TASK ITEM: Those lines of the records that contain "fasteoi" are to be located and copied.

DATA SUPPLIED:

<<<<

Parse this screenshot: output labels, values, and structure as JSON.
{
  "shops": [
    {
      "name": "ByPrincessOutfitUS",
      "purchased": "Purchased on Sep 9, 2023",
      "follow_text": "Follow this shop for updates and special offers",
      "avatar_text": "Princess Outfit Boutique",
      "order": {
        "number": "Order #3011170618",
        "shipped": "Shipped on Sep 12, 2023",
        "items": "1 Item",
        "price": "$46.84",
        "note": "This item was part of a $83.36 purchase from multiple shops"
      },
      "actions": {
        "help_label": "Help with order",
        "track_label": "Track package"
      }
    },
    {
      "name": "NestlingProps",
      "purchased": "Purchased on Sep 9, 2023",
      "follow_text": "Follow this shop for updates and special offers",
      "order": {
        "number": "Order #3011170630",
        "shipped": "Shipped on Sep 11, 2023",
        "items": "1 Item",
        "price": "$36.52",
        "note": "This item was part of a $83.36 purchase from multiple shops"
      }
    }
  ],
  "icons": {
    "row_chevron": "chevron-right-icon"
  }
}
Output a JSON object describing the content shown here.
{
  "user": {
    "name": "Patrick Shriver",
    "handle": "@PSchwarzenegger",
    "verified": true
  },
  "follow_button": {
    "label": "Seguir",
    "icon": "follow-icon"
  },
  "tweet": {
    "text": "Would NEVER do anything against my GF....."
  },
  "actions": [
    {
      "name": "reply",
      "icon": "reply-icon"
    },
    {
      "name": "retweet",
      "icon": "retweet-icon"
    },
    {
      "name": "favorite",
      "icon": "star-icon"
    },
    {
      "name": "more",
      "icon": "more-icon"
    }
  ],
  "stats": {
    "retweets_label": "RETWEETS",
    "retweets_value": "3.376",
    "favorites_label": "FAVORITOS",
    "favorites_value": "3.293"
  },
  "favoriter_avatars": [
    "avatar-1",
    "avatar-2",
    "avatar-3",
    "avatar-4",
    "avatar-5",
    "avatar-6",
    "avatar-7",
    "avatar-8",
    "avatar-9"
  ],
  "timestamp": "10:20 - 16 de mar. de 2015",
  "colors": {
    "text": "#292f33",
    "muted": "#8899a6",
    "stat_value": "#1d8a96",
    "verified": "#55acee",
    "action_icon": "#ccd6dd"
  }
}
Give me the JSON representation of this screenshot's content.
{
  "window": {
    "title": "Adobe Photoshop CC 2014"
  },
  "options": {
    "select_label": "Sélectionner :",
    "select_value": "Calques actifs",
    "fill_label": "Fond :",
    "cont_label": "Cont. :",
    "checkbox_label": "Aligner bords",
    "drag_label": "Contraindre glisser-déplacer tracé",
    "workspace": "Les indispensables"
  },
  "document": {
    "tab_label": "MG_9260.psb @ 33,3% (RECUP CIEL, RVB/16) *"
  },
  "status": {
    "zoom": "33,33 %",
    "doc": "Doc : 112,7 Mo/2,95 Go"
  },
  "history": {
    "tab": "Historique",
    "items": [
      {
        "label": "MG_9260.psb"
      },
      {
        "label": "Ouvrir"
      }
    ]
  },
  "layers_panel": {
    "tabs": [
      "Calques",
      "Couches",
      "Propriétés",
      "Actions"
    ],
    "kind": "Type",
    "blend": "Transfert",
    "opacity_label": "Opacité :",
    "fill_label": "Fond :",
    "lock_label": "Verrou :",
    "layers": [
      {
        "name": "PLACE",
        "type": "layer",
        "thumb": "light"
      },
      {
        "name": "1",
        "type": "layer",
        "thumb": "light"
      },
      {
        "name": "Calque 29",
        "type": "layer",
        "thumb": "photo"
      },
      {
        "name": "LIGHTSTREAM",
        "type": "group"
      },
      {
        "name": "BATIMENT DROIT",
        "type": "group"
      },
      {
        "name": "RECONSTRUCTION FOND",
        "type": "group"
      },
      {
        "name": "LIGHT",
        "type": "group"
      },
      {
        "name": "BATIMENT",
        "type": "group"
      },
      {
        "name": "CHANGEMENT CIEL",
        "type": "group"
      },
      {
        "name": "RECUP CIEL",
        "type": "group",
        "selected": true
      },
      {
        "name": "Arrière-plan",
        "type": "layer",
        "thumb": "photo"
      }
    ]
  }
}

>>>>
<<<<

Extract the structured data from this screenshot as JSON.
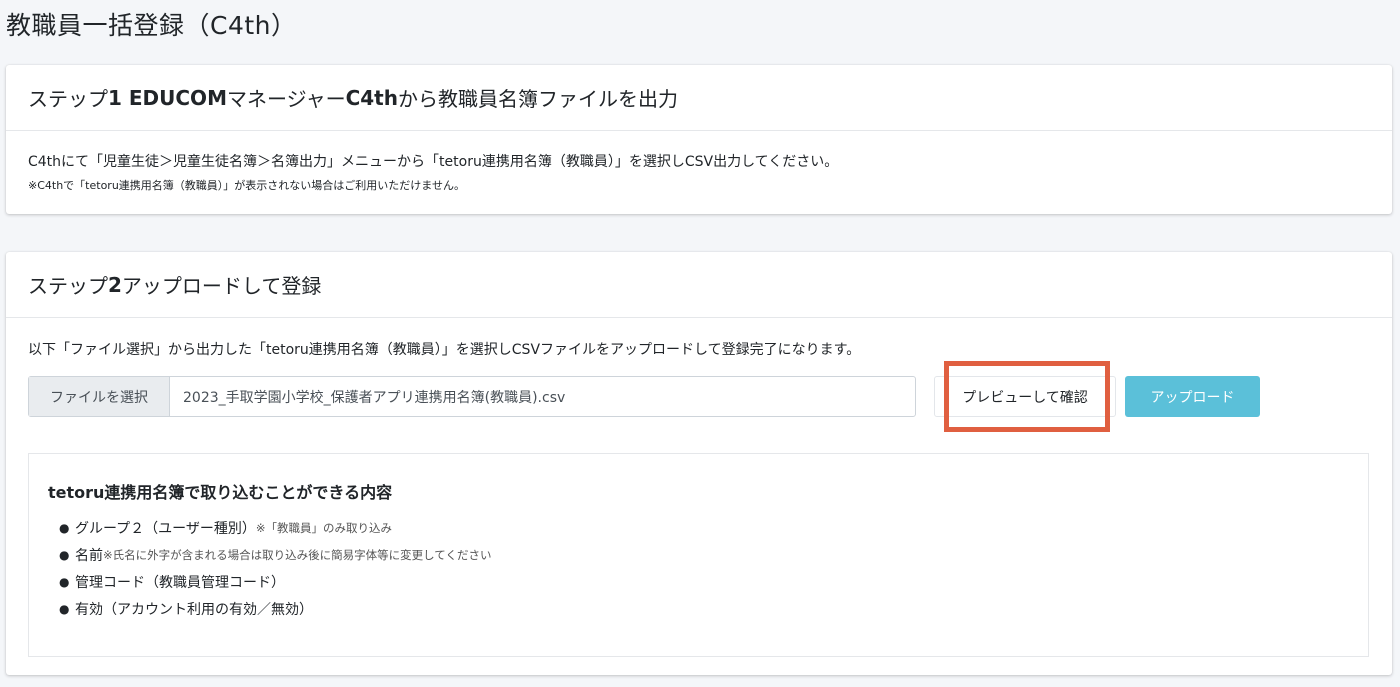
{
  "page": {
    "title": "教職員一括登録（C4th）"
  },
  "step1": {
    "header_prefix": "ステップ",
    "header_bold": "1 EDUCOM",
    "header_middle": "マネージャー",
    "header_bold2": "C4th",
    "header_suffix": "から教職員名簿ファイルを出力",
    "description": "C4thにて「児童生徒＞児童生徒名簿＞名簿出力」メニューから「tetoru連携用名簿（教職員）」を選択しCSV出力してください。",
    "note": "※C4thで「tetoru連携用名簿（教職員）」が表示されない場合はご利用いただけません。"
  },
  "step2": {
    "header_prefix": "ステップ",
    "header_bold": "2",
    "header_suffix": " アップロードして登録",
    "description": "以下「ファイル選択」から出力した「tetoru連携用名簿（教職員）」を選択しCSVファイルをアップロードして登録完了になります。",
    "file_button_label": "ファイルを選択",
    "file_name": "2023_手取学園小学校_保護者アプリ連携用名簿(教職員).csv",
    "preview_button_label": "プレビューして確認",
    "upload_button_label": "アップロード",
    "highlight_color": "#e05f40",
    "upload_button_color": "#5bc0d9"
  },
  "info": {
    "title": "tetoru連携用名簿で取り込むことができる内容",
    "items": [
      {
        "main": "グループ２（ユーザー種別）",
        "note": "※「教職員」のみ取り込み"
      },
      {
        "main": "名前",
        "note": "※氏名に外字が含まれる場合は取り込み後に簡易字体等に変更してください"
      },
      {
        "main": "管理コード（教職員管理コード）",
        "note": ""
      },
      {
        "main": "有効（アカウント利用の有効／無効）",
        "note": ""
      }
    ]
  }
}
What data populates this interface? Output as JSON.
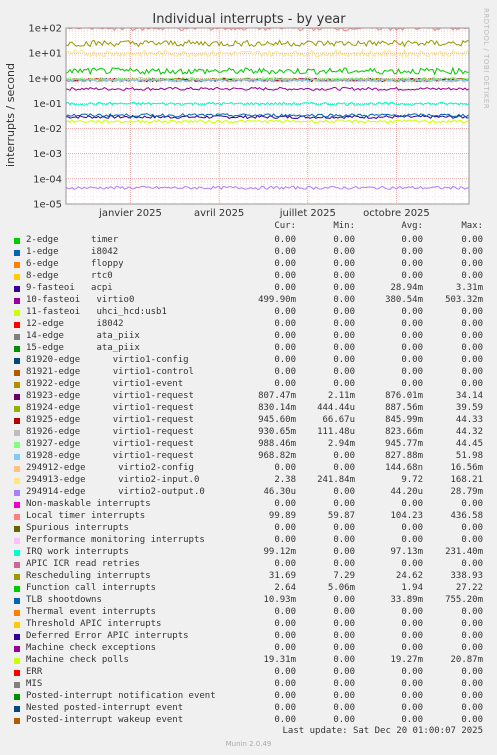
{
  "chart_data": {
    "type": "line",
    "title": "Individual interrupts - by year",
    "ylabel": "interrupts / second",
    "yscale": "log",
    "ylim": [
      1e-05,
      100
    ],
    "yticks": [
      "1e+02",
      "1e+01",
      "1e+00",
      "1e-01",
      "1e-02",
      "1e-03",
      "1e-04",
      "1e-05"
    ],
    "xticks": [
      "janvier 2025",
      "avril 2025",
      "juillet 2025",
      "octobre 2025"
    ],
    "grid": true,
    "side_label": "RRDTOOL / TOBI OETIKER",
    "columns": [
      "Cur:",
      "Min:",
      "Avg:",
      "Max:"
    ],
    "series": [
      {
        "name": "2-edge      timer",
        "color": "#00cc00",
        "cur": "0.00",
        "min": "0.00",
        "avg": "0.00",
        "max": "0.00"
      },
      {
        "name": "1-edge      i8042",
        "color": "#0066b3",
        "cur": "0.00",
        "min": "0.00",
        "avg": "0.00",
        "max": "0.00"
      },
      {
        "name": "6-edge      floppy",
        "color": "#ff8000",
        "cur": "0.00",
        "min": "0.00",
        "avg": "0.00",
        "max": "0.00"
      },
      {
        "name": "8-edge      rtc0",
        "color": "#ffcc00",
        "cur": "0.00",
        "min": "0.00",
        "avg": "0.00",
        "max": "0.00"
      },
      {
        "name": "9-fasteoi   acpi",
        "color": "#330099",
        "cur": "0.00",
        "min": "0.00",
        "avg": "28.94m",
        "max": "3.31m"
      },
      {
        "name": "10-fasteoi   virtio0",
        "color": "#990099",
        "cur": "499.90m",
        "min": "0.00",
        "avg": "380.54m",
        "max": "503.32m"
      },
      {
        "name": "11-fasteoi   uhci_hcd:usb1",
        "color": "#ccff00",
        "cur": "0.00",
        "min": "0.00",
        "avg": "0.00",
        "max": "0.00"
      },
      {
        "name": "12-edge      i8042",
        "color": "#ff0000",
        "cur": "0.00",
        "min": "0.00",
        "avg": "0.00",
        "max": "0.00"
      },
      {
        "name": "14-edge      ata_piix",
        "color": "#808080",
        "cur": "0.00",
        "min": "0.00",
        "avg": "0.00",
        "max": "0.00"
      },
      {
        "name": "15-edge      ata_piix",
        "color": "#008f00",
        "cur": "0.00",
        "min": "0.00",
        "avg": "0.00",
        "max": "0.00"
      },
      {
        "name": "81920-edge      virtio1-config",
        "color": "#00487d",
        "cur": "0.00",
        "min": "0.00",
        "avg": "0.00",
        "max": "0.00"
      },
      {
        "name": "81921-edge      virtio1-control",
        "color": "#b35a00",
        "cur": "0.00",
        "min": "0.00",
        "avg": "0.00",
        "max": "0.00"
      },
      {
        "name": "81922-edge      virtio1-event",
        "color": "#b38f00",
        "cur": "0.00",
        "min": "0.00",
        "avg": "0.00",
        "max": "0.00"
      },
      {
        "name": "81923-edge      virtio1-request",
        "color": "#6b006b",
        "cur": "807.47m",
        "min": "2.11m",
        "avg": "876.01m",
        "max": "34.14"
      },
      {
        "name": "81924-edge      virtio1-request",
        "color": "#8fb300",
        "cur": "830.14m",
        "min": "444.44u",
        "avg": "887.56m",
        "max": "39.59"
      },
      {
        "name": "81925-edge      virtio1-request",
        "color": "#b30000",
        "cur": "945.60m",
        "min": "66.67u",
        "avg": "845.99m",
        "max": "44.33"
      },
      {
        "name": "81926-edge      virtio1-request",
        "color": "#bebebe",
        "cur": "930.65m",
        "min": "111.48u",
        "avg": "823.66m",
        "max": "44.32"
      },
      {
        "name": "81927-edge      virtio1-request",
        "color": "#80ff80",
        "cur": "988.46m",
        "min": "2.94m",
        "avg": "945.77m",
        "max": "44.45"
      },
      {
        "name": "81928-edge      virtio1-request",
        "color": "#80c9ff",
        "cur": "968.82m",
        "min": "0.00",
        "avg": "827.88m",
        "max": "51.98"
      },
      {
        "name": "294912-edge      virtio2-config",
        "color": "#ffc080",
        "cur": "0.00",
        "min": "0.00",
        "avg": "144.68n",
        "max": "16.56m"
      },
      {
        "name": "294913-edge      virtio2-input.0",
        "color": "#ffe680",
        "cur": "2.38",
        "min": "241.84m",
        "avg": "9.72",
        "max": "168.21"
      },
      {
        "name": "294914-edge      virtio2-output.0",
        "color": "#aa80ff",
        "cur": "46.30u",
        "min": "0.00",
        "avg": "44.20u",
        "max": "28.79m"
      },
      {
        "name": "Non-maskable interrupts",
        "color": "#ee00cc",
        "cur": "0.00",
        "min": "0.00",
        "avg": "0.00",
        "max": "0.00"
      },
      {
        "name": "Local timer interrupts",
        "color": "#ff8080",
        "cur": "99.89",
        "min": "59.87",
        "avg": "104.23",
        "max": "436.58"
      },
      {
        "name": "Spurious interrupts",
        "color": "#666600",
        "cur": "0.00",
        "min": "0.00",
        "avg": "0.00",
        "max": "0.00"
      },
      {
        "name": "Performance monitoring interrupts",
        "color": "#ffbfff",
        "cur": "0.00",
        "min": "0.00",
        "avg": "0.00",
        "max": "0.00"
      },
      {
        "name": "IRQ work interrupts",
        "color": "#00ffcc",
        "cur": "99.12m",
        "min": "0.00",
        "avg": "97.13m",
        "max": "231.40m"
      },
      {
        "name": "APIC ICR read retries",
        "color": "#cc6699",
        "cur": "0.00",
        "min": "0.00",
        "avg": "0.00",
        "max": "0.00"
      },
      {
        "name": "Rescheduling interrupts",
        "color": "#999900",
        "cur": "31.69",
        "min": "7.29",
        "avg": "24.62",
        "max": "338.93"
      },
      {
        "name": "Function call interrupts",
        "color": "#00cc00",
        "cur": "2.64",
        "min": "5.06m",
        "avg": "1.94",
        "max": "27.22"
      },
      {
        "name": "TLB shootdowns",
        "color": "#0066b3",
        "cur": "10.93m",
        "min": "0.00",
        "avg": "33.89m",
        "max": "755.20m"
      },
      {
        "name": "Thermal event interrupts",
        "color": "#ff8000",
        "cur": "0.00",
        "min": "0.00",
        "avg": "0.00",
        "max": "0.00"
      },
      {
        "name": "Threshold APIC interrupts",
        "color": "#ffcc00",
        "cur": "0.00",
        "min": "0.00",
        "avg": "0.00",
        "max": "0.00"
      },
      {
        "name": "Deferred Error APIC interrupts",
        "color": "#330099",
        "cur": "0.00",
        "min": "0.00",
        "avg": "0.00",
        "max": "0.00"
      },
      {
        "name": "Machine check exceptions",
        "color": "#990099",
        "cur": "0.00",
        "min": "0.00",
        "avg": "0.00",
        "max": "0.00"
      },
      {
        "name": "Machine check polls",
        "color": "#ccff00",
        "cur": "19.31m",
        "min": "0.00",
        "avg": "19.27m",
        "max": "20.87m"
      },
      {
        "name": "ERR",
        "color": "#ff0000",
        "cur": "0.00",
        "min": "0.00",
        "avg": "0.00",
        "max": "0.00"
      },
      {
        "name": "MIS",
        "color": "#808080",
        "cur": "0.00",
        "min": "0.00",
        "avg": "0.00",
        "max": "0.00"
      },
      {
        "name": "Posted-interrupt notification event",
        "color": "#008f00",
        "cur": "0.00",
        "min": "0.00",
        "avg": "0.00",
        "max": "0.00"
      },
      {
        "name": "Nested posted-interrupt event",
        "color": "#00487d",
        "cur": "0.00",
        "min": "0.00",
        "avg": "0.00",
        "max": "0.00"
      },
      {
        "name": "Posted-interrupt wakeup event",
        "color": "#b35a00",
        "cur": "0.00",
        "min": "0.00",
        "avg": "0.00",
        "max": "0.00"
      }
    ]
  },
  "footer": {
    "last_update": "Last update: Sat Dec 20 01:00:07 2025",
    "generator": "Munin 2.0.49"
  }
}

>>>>

ANSWER FOR THE TASK:
        "name": "9-fasteoi   acpi",
        "name": "10-fasteoi   virtio0",
        "name": "11-fasteoi   uhci_hcd:usb1",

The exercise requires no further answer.